From Uplift: Our attempts to control both ourselves and the world around us lead to a kind of slavery where we are both the slave and the slave master at the same time.
From the BBC: Humiliated, abused and isolated for weeks - patients are being harmed due to a 'toxic culture' at one of the UK's biggest mental health 'hospitals.'
Schools are rolling out programs and services intended to safeguard students’ emotional well-being. They are full of potential—and pitfalls.
From the Los Angeles Times: "From an Indigenous point of view everything is a teacher, a spirit, if you will. So we ask what the so-called depression or anxiety tells us and where is it coming from." ~ Jerry Tello
I offer the following 20 suggestions for advocates who want to get something done and not just vent their quite justifiable criticisms of the mental health system.
Questioning is what I did, but once I started questioning so much of what I had learned and of what my identity had been, it wasn’t obvious to me where I should stop.
From The New Republic: If you measure in terms of the power to coerce, surveil, and inflict lasting harm, social workers are, thanks to the nature of the job, cops by another name.
From WPSU Creative Services: What would happen if we could speak the truth about our pain, and hear the truth about other people's pain? What if we got better at grief?
Anyone detained and then formally committed under Wisconsin’s civil mental health laws can initially be held and forcibly drugged for six long months. Yet, for years, not a single person has been able to appeal the six-month commitments in court.
From Mother Jones: “The lived experience cannot be understated” as a key part of a successful crisis response team, says a San Francisco Department of Public Health representative.
From Newsweek: Evidence is mounting that doctors are vastly overprescribing SSRIs, and clinicians are calling for a new approach to depression that involves curtailing their use.
Homebirth was a reflection of how the mental health system should work: Informed person-centered care while respecting your agency.
Emotions function like a guidepost to what we need. But if we are not aware this, we cannot understand what they are trying to convey.

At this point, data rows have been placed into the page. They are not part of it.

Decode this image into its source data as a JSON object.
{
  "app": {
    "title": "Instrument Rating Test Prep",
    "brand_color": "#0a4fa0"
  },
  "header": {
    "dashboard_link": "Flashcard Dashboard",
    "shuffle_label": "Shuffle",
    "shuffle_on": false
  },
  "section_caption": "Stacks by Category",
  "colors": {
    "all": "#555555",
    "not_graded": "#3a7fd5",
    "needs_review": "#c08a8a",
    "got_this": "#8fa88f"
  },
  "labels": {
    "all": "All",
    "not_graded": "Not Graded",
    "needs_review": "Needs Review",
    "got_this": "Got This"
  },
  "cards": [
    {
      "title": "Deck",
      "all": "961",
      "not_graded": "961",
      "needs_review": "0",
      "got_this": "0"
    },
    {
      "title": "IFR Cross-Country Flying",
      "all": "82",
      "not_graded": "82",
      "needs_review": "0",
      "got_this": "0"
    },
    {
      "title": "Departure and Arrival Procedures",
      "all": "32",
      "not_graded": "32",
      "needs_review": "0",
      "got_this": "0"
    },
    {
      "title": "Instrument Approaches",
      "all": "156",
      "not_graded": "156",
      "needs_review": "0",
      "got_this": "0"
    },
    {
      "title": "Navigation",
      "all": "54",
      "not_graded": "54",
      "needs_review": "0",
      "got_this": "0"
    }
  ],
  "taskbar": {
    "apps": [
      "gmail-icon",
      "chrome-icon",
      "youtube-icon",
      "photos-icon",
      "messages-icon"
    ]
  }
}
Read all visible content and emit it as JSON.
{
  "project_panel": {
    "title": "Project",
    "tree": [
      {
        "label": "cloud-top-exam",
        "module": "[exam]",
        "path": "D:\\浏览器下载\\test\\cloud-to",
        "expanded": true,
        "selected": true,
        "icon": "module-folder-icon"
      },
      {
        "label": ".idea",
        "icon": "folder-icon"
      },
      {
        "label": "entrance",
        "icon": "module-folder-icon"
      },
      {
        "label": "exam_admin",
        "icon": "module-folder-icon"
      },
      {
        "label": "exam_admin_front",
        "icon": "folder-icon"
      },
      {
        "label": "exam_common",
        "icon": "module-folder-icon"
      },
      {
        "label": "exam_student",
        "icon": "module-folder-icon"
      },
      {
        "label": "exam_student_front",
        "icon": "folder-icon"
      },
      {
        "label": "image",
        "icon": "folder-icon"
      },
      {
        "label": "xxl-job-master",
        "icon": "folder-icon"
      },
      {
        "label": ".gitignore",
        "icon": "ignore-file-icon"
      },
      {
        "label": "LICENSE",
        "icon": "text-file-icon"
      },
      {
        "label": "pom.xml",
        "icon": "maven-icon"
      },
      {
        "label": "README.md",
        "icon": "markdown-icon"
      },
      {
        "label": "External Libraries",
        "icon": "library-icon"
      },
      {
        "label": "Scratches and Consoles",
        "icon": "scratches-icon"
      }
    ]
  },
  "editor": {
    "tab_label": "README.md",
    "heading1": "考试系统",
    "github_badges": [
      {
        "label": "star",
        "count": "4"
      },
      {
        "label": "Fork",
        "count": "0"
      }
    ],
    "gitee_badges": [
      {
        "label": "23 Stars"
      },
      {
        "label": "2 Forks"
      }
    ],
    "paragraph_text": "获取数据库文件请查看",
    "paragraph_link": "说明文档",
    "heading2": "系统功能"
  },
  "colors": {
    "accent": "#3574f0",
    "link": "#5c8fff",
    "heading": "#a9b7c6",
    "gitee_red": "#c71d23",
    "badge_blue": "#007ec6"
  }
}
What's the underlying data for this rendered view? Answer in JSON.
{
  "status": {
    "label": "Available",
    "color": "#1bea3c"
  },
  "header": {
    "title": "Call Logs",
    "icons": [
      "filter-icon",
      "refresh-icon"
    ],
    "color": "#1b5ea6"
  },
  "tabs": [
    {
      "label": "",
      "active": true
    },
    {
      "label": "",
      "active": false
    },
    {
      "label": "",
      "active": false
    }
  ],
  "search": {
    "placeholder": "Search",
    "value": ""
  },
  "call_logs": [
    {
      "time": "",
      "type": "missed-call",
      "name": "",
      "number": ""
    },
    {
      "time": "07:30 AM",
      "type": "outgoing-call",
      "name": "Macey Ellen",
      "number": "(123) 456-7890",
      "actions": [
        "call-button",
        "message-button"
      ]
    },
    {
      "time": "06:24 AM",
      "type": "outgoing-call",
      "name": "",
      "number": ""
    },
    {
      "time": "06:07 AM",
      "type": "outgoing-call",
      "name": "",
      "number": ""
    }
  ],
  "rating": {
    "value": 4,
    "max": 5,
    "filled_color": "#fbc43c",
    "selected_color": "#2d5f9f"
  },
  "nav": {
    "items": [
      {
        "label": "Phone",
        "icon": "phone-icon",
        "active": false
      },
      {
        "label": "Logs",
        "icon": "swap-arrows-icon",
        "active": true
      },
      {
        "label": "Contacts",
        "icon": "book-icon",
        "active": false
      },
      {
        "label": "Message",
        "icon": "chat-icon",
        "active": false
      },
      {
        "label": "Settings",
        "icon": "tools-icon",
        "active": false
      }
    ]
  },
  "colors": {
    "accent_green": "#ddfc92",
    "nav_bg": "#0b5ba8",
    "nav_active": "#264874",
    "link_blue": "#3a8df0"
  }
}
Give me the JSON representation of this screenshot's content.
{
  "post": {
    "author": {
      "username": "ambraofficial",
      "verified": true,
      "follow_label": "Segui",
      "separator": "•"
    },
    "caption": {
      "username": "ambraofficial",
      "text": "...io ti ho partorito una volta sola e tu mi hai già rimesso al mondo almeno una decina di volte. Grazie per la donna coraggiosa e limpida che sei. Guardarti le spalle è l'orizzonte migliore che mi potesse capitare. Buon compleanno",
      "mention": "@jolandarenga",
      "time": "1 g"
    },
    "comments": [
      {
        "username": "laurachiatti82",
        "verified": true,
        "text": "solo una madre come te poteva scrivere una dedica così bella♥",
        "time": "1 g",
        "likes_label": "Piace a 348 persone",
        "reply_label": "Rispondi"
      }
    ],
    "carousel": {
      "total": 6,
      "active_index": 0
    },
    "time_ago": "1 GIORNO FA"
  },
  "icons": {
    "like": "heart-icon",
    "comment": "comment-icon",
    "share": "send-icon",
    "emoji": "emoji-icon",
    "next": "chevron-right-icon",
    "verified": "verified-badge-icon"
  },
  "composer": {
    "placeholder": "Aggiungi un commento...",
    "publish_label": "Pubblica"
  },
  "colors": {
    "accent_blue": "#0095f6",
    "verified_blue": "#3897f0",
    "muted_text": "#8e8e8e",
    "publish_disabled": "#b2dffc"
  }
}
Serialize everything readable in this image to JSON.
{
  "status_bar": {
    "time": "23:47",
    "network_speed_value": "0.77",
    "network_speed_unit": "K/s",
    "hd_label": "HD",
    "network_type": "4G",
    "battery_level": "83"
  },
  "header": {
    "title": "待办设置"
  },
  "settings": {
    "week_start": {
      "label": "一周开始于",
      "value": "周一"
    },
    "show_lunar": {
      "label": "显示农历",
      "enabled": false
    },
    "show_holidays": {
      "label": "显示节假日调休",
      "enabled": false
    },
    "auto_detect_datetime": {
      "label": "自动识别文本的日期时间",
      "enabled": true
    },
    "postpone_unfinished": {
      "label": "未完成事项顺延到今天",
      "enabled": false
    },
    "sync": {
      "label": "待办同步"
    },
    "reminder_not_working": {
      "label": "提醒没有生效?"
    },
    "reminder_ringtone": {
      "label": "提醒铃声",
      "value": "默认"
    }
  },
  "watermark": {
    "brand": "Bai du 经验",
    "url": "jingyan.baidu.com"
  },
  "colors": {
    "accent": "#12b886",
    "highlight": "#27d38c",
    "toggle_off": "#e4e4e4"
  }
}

From The Washington Post: "If primary care providers are asked to screen for one more thing, we are going to break without more resources," said a nurse practitioner in Northern California.
From National Post: Many think too little serotonin causes depression and antidepressants can correct that imbalance. But psychiatrists stopped believing that theory long ago.
What do we lose when we view boredom and curiosity as "symptoms" of ADHD? It can rob us of intuitions that crucial life changes desperately need to be made.
From The New York Times: The pharmaceutical industry finances about 75 percent of the FDA's drug division through its "user fee" program, which essentially sees drug companies regulate themselves.
From Dr. Caroline Leaf: "The message I’d like to give to people," says Whitaker, "is that if we can actually have an honest paradigm, we can hope again, and we can find solutions again, and we can build better environments."
Unbiased experts must examine the claims and research of psychiatry and issue a report as to whether psychiatry not only has a valid medical basis, but whether this basis justifies the widespread violation of medical ethics and the routine use of imprisonment and torture.
From The Imprint: Youth and Family News: A new study indicates statewide reforms have freed thousands of abused and neglected children from the lasting effects of the most powerful psychiatric drugs, but concerns about other medications persist.
From Detroit Free Press: When mental health service recipients' rights are violated in Michigan, the system for redress has a built-in conflict that is hurting the most vulnerable.
Telling stories they know are or may be untrue has become standard practice in psychiatry. It is a small step to set aside the need to provide truly informed consent.
MIA’s Ayurdhi Dhar interviews Diana Rose about producing knowledge with survivors of psychiatry, abuses faced by service users, and what good research would look like.
From Slate: Normalizing discussion of suicide is the key idea behind Alternatives to Suicide (Alt2Su), peer-led groups intended for adults who have suicidal thoughts or identify as survivors.
We do not belong to the scientology movement, but this false accusation triggered an email correspondence that exposed the problematic happenings usually behind closed academic curtains.